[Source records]
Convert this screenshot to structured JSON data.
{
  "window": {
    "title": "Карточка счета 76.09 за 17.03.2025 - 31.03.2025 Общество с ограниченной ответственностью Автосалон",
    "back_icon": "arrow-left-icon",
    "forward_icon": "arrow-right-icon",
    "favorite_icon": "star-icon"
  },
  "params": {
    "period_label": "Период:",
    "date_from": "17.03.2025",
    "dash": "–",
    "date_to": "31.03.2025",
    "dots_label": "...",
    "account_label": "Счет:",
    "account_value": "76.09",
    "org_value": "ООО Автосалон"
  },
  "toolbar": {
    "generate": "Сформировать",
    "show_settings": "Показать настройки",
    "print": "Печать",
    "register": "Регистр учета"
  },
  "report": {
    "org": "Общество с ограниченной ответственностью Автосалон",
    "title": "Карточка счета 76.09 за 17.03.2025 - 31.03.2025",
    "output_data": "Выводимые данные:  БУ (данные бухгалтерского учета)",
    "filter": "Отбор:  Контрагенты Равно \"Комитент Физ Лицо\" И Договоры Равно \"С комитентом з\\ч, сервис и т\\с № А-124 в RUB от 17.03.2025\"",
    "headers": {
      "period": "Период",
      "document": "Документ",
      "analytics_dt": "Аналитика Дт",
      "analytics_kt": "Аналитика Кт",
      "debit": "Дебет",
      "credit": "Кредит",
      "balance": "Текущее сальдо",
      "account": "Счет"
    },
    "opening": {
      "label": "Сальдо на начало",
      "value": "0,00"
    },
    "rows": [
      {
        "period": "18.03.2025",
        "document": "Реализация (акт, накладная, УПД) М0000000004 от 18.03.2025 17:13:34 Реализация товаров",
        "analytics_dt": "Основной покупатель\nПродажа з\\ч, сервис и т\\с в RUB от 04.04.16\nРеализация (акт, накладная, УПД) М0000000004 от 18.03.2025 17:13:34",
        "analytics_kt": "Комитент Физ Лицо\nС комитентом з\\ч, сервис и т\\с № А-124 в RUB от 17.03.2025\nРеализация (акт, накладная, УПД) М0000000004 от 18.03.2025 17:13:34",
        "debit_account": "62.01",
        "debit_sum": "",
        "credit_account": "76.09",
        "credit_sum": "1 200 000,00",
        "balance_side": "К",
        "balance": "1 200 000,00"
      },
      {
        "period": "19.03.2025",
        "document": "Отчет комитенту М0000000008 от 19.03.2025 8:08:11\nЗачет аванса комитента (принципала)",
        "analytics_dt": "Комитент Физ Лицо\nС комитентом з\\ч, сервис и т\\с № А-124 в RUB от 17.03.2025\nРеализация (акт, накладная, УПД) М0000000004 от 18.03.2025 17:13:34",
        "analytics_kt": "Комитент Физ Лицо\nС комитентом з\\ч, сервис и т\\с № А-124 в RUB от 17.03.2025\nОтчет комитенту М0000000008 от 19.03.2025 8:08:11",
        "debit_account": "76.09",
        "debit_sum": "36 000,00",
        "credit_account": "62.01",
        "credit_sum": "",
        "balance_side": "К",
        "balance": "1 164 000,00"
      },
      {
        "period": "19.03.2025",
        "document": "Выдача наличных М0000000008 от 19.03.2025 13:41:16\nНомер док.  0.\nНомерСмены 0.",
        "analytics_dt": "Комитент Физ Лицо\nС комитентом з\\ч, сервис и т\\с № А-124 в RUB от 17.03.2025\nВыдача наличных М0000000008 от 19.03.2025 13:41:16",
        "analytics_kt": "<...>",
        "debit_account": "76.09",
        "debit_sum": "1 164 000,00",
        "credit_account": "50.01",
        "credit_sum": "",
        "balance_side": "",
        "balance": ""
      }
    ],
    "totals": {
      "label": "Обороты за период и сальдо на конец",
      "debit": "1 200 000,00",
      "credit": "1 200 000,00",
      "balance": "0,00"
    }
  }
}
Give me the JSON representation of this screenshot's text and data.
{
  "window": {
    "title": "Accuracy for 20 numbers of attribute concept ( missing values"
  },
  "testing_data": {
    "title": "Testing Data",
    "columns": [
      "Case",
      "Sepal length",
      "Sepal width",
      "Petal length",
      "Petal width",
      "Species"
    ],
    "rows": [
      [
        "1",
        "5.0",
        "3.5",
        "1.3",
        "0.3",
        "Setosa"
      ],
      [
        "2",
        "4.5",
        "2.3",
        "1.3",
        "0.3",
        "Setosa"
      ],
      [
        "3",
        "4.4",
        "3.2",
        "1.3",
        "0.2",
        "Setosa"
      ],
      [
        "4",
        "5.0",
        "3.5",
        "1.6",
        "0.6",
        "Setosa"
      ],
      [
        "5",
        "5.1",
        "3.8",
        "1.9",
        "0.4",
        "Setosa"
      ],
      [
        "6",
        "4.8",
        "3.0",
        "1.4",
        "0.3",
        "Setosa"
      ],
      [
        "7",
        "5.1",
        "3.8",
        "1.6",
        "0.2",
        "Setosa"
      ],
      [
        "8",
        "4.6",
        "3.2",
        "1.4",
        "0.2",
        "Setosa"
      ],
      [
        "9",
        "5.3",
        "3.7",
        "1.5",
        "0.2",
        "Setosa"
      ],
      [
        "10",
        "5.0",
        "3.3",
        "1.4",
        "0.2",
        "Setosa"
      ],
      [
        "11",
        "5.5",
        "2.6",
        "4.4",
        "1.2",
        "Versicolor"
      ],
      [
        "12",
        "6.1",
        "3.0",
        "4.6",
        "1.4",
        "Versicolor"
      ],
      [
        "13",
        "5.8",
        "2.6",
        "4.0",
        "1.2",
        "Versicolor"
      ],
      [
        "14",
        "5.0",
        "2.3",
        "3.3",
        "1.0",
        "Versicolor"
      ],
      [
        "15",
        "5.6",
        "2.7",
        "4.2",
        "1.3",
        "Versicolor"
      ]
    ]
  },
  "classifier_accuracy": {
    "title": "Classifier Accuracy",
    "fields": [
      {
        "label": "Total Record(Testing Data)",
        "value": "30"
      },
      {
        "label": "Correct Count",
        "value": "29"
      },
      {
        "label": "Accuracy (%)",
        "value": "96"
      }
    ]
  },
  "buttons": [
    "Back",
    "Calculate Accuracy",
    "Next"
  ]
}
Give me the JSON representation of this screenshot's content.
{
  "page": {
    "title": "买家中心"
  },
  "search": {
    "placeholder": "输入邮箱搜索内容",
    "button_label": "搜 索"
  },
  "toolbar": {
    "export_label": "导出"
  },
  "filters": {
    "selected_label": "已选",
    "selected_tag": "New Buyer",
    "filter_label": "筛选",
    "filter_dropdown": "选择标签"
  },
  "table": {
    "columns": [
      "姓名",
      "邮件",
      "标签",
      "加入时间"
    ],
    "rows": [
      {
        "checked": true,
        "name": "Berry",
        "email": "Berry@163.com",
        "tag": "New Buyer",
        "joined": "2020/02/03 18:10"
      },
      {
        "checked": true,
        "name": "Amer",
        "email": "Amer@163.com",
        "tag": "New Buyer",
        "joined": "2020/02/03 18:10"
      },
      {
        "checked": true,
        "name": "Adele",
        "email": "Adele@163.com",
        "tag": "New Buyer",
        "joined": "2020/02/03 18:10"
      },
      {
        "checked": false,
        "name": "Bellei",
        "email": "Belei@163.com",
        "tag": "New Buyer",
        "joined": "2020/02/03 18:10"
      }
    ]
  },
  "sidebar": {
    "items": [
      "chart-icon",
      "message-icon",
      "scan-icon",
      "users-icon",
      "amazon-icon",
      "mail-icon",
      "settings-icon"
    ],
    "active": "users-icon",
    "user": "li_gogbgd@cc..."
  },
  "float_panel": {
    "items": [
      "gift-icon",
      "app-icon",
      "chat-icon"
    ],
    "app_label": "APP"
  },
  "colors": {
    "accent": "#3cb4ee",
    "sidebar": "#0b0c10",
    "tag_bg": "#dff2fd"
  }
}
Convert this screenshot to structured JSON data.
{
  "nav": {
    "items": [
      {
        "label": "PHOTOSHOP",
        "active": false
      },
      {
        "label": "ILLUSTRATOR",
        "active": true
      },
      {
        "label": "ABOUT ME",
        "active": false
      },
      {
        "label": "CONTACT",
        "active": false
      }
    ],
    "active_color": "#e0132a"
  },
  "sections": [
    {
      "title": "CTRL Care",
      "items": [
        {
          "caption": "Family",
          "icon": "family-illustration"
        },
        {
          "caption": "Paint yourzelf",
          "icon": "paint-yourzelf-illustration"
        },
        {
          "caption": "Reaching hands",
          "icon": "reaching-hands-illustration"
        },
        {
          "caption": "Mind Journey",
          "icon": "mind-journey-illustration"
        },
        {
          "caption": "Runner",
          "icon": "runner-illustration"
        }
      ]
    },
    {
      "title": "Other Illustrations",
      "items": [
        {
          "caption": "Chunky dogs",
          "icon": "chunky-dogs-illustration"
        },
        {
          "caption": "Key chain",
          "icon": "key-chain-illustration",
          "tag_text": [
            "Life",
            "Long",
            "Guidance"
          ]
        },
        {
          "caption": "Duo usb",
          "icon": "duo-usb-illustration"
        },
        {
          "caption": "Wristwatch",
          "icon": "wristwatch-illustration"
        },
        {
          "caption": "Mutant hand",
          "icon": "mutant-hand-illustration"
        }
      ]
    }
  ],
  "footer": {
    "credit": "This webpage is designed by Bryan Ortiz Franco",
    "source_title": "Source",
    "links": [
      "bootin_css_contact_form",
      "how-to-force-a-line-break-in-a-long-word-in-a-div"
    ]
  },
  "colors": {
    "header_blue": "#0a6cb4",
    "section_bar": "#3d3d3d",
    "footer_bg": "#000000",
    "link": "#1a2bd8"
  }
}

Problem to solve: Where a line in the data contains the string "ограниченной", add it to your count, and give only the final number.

Solution: 2